═════ Records for the exercise

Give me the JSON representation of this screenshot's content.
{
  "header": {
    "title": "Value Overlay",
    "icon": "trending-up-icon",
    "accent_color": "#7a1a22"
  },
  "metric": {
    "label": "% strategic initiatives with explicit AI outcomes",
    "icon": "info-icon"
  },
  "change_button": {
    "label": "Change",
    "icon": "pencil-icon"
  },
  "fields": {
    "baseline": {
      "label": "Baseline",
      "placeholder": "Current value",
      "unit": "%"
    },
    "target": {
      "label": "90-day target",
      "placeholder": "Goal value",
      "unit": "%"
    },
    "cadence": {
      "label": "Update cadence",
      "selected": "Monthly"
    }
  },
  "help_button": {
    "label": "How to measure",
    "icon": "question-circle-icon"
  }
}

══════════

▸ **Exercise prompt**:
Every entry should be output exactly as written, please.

▸ **Final answer**:
Give me the JSON representation of this screenshot's content.
{
  "header": {
    "title": "Value Overlay",
    "icon": "trending-up-icon",
    "accent_color": "#7a1a22"
  },
  "metric": {
    "label": "% strategic initiatives with explicit AI outcomes",
    "icon": "info-icon"
  },
  "change_button": {
    "label": "Change",
    "icon": "pencil-icon"
  },
  "fields": {
    "baseline": {
      "label": "Baseline",
      "placeholder": "Current value",
      "unit": "%"
    },
    "target": {
      "label": "90-day target",
      "placeholder": "Goal value",
      "unit": "%"
    },
    "cadence": {
      "label": "Update cadence",
      "selected": "Monthly"
    }
  },
  "help_button": {
    "label": "How to measure",
    "icon": "question-circle-icon"
  }
}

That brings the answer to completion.